Prompt:
Where does the string "System" appear in the records? Copy each line that holds it.

[Dataset entries]

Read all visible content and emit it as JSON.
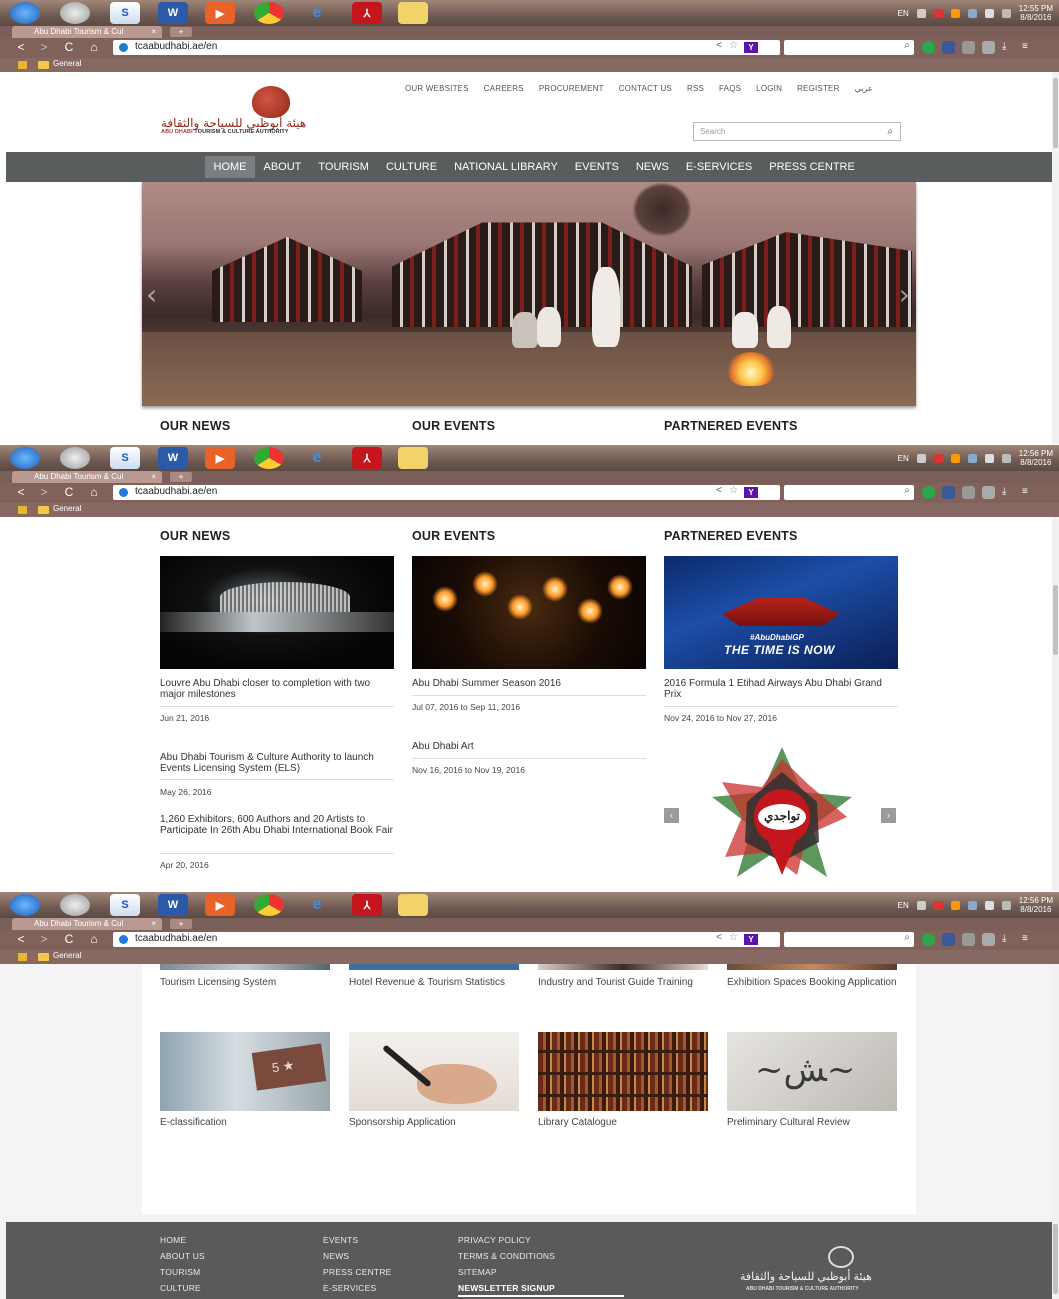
{
  "os": {
    "taskbar_apps": [
      "windows-orb",
      "media-icon",
      "snagit-icon",
      "word-icon",
      "video-icon",
      "chrome-icon",
      "ie-icon",
      "acrobat-icon",
      "folder-icon"
    ],
    "word_label": "W",
    "language": "EN",
    "clocks": [
      {
        "time": "12:55 PM",
        "date": "8/8/2016"
      },
      {
        "time": "12:56 PM",
        "date": "8/8/2016"
      },
      {
        "time": "12:56 PM",
        "date": "8/8/2016"
      }
    ]
  },
  "browser": {
    "tab_title": "Abu Dhabi Tourism & Cul",
    "tab_close": "×",
    "new_tab": "+",
    "url": "tcaabudhabi.ae/en",
    "yahoo_label": "Y",
    "bookmark_folder": "General",
    "nav": {
      "back": "<",
      "forward": ">",
      "reload": "C",
      "home": "⌂"
    }
  },
  "site": {
    "top_links": [
      "OUR WEBSITES",
      "CAREERS",
      "PROCUREMENT",
      "CONTACT US",
      "RSS",
      "FAQS",
      "LOGIN",
      "REGISTER",
      "عربي"
    ],
    "logo_arabic": "هيئة أبوظبي للسياحة والثقافة",
    "logo_english_1": "ABU DHABI",
    "logo_english_2": " TOURISM & CULTURE AUTHORITY",
    "search_placeholder": "Search",
    "main_nav": [
      "HOME",
      "ABOUT",
      "TOURISM",
      "CULTURE",
      "NATIONAL LIBRARY",
      "EVENTS",
      "NEWS",
      "E-SERVICES",
      "PRESS CENTRE"
    ],
    "active_nav": "HOME",
    "hero_prev": "‹",
    "hero_next": "›",
    "sections": [
      "OUR NEWS",
      "OUR EVENTS",
      "PARTNERED EVENTS"
    ]
  },
  "news": [
    {
      "title": "Louvre Abu Dhabi closer to completion with two major milestones",
      "date": "Jun 21, 2016"
    },
    {
      "title": "Abu Dhabi Tourism & Culture Authority to launch Events Licensing System (ELS)",
      "date": "May 26, 2016"
    },
    {
      "title": "1,260 Exhibitors, 600 Authors and 20 Artists to Participate In 26th Abu Dhabi International Book Fair",
      "date": "Apr 20, 2016"
    }
  ],
  "events": [
    {
      "title": "Abu Dhabi Summer Season 2016",
      "date": "Jul 07, 2016 to Sep 11, 2016"
    },
    {
      "title": "Abu Dhabi Art",
      "date": "Nov 16, 2016 to Nov 19, 2016"
    }
  ],
  "partnered": {
    "title": "2016 Formula 1 Etihad Airways Abu Dhabi Grand Prix",
    "date": "Nov 24, 2016 to Nov 27, 2016",
    "image_text_1": "#AbuDhabiGP",
    "image_text_2": "THE TIME IS NOW",
    "badge_text": "تواجدي",
    "prev": "‹",
    "next": "›"
  },
  "services_row1": [
    "Tourism Licensing System",
    "Hotel Revenue & Tourism Statistics",
    "Industry and Tourist Guide Training",
    "Exhibition Spaces Booking Application"
  ],
  "services_row2": [
    "E-classification",
    "Sponsorship Application",
    "Library Catalogue",
    "Preliminary Cultural Review"
  ],
  "eclass_plaque": "5 ★",
  "footer": {
    "col1": [
      "HOME",
      "ABOUT US",
      "TOURISM",
      "CULTURE"
    ],
    "col2": [
      "EVENTS",
      "NEWS",
      "PRESS CENTRE",
      "E-SERVICES"
    ],
    "col3": [
      "PRIVACY POLICY",
      "TERMS & CONDITIONS",
      "SITEMAP",
      "NEWSLETTER SIGNUP"
    ],
    "logo_arabic": "هيئة أبوظبي للسياحة والثقافة",
    "logo_english": "ABU DHABI TOURISM & CULTURE AUTHORITY"
  },
  "colors": {
    "nav_bg": "#595d5e",
    "brand_red": "#8e2a1d",
    "footer_bg": "#5a5a5c"
  }
}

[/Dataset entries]

Task solution:
      "title": "Abu Dhabi Tourism & Culture Authority to launch Events Licensing System (ELS)",
    "Tourism Licensing System",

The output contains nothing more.